Time management and money management are intimately connected. We often see clients who suffer from poor money management in part because they have poor time management. The two are definitely related.
“Why is a budget coach talking to me about managing my time? The reality is they are very connected and very similar. Sometimes the feeling of overspending or not managing our money very well or wanting to become more in control of our money, it is simply a symptom of mismanaging time.”
In this episode of The Fiscal Fitness Podcast, Kelsa explains her nine time-management strategies that will not only make you more productive but will positively affect your spending habits too.
Notes from the Episode:
- Convenience is costly. If you aren’t managing your time, you may find yourself spending money out of convenience.
- Not having a plan with our money and our time can look very similar. It can be hard to figure out which is the problem and which is the symptom, that is why often times I end up tackling both time and money management with a client.
- The goal with money is not to be perfect. It’s simply to make progress and plan ahead as best as possible. If you can plan for 75% of your expenses, the remaining 25% becomes more manageable.
- Time and money are limited resources. Even the wealthiest people have to choose what to spend their money on. We all have only 24 hours in a day. You need to plan wisely how to spend your time and money.
- It can be tempting to be spontaneous with our time. The idea of planning ahead can be dreadful if you are a person who loves spontaneity. You can build spontaneity into your time management, but if you don’t have a plan, you’re more likely to fritter away your time than be spontaneous with it. It is the same concept with your money. The idea of budgeting every dollar feels restrictive, but if you budget your money, you can build in a budget for spontaneity.
Strategies for time management:
- Create a 10-minute task list. This is a list of things you can get done in 10-15 minutes, so you’re not tempted to think it’s too small of an amount of time to get things done.
- Use a calendar and preferably an electronic one, especially if you are managing a team or a family.
- Use color coding and time blocks on your calendar to plan for your work and personal life. Time block work projects like networking, marketing, or business administration. Time block your personal life for family time, free time, and working out. When you color code these things, you’ll be able to see what areas of your life may be lacking that week.
- Create a schedule and stick to it. Treat your time like you would a doctor or an accountant that you have an appointment with. You wouldn’t be late or cancel that appointment at the last moment. Treat your time with that same amount of respect.
- One of the biggest obstacles to managing time and money is sticking to the commitments to yourself.

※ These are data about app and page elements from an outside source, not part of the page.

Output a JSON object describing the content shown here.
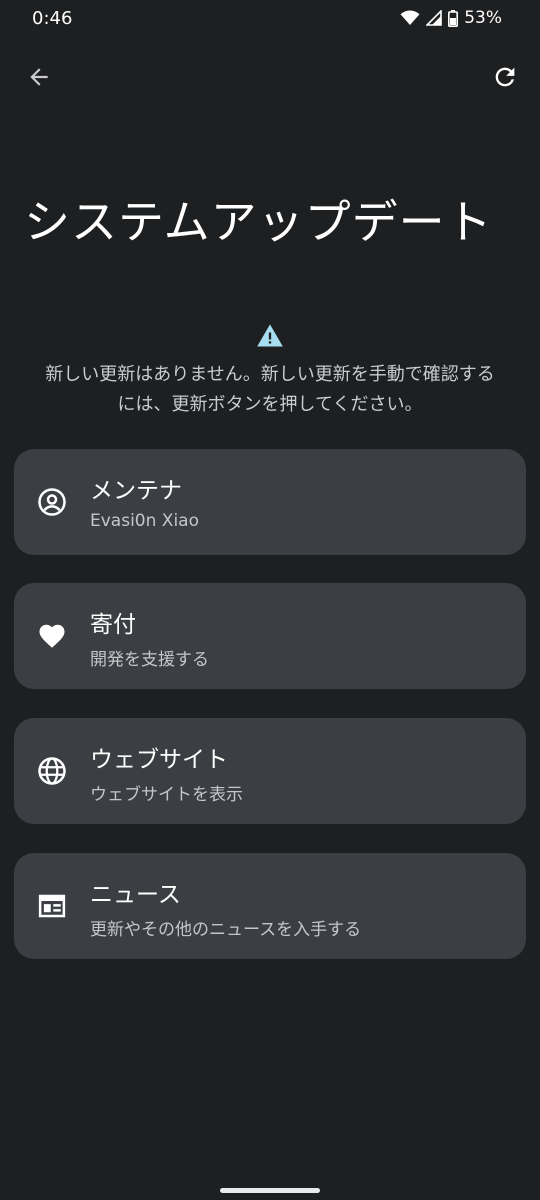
{
  "status_bar": {
    "time": "0:46",
    "battery": "53%"
  },
  "header": {
    "title": "システムアップデート"
  },
  "notice": {
    "text": "新しい更新はありません。新しい更新を手動で確認するには、更新ボタンを押してください。"
  },
  "cards": [
    {
      "icon": "account-circle-icon",
      "title": "メンテナ",
      "subtitle": "Evasi0n Xiao"
    },
    {
      "icon": "heart-icon",
      "title": "寄付",
      "subtitle": "開発を支援する"
    },
    {
      "icon": "globe-icon",
      "title": "ウェブサイト",
      "subtitle": "ウェブサイトを表示"
    },
    {
      "icon": "news-icon",
      "title": "ニュース",
      "subtitle": "更新やその他のニュースを入手する"
    }
  ],
  "colors": {
    "background": "#1e1f21",
    "card": "#3b3e42",
    "warning_accent": "#a8dcf0"
  }
}
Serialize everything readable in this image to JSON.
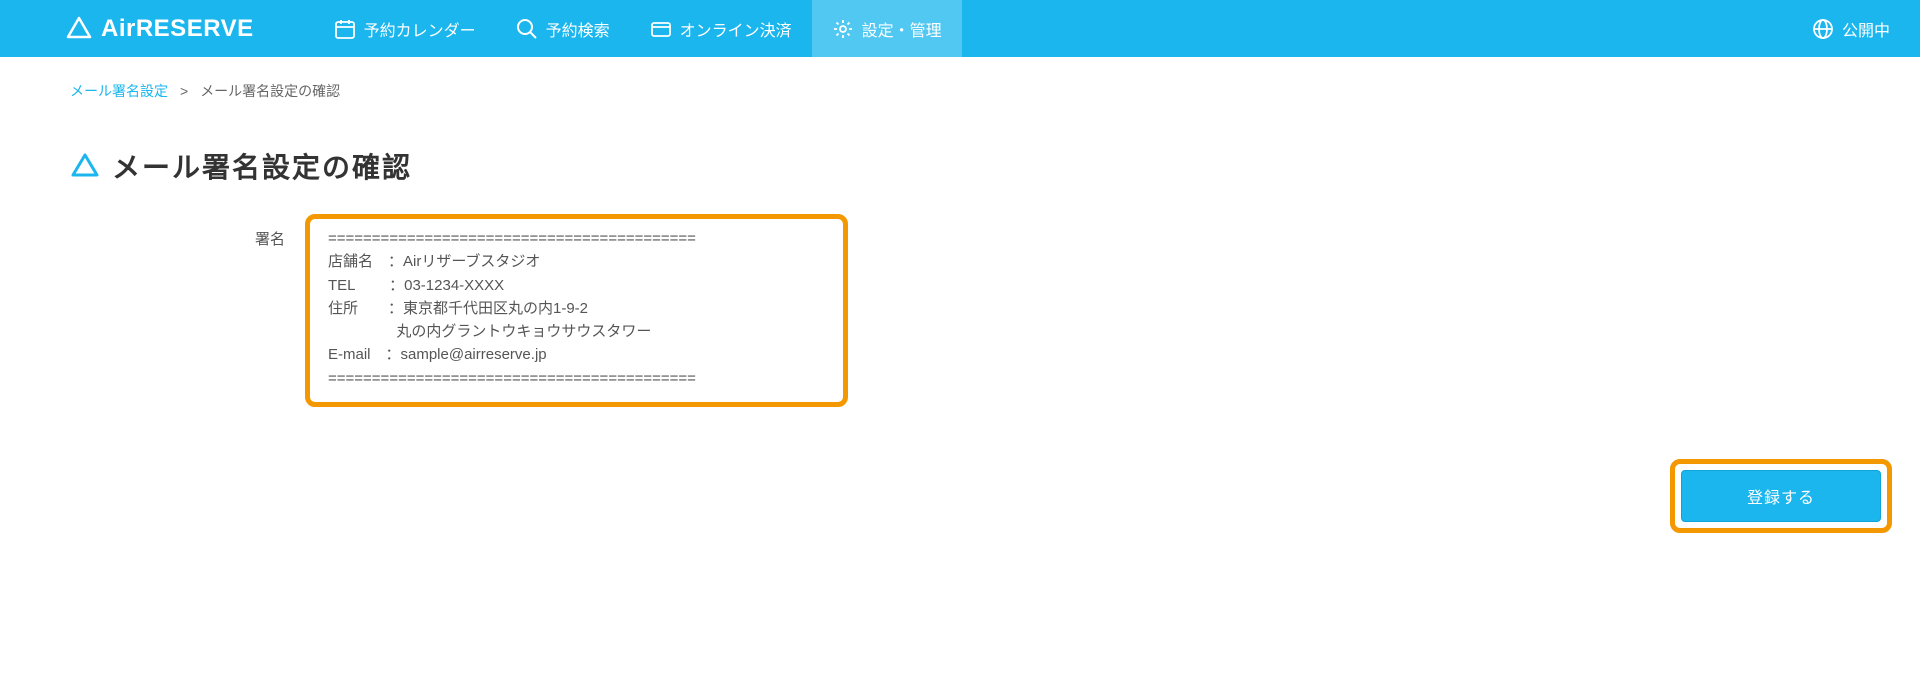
{
  "header": {
    "logo_text": "AirRESERVE",
    "nav": [
      {
        "label": "予約カレンダー",
        "icon": "calendar-icon"
      },
      {
        "label": "予約検索",
        "icon": "search-icon"
      },
      {
        "label": "オンライン決済",
        "icon": "card-icon"
      },
      {
        "label": "設定・管理",
        "icon": "gear-icon",
        "active": true
      }
    ],
    "status": "公開中"
  },
  "breadcrumb": {
    "link": "メール署名設定",
    "separator": ">",
    "current": "メール署名設定の確認"
  },
  "page": {
    "title": "メール署名設定の確認",
    "form_label": "署名",
    "signature_text": "==========================================\n店舗名　：Airリザーブスタジオ\nTEL　　 ：03-1234-XXXX\n住所　　：東京都千代田区丸の内1-9-2\n　　 　　 丸の内グラントウキョウサウスタワー\nE-mail　：sample@airreserve.jp\n=========================================="
  },
  "actions": {
    "submit": "登録する"
  }
}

Want to learn more about time blocking? Here are a few resources to get you started:
- Could time blocking replace your to-do list? Read this Fast Company article.
- How Elon Musk time blocks, read here.
- Toggl, a time blocking software.